#### EXERCISE DIRECTIONS:
Reproduce all of the records word for word, omitting the pictures.

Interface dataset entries
————————
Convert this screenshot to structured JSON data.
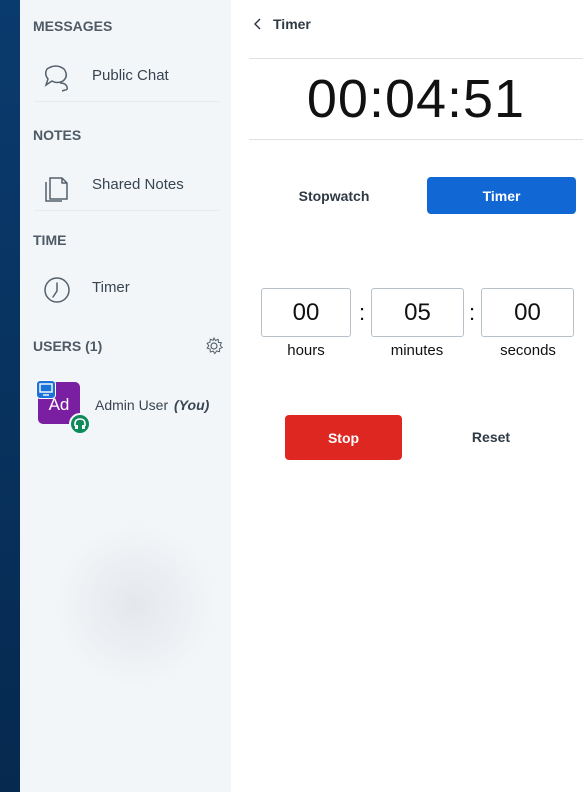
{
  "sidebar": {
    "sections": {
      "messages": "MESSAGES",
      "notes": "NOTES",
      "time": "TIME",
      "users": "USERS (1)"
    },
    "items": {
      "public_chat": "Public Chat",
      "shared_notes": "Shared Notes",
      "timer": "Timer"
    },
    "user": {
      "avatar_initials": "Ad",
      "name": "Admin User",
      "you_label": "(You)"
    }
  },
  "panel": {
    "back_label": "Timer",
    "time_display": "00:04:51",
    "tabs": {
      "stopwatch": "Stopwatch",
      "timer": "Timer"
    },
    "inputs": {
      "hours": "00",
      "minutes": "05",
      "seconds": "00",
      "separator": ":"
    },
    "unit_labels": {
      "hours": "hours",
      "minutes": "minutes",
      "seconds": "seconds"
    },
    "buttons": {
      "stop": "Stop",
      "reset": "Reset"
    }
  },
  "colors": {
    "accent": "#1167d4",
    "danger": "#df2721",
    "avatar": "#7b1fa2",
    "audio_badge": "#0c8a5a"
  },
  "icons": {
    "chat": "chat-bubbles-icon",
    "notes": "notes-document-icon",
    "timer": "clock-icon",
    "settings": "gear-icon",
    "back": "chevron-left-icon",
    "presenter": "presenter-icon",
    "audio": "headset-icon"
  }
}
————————
#### RESULT OF THE EXERCISE:
Convert this screenshot to structured JSON data.
{
  "sidebar": {
    "sections": {
      "messages": "MESSAGES",
      "notes": "NOTES",
      "time": "TIME",
      "users": "USERS (1)"
    },
    "items": {
      "public_chat": "Public Chat",
      "shared_notes": "Shared Notes",
      "timer": "Timer"
    },
    "user": {
      "avatar_initials": "Ad",
      "name": "Admin User",
      "you_label": "(You)"
    }
  },
  "panel": {
    "back_label": "Timer",
    "time_display": "00:04:51",
    "tabs": {
      "stopwatch": "Stopwatch",
      "timer": "Timer"
    },
    "inputs": {
      "hours": "00",
      "minutes": "05",
      "seconds": "00",
      "separator": ":"
    },
    "unit_labels": {
      "hours": "hours",
      "minutes": "minutes",
      "seconds": "seconds"
    },
    "buttons": {
      "stop": "Stop",
      "reset": "Reset"
    }
  },
  "colors": {
    "accent": "#1167d4",
    "danger": "#df2721",
    "avatar": "#7b1fa2",
    "audio_badge": "#0c8a5a"
  },
  "icons": {
    "chat": "chat-bubbles-icon",
    "notes": "notes-document-icon",
    "timer": "clock-icon",
    "settings": "gear-icon",
    "back": "chevron-left-icon",
    "presenter": "presenter-icon",
    "audio": "headset-icon"
  }
}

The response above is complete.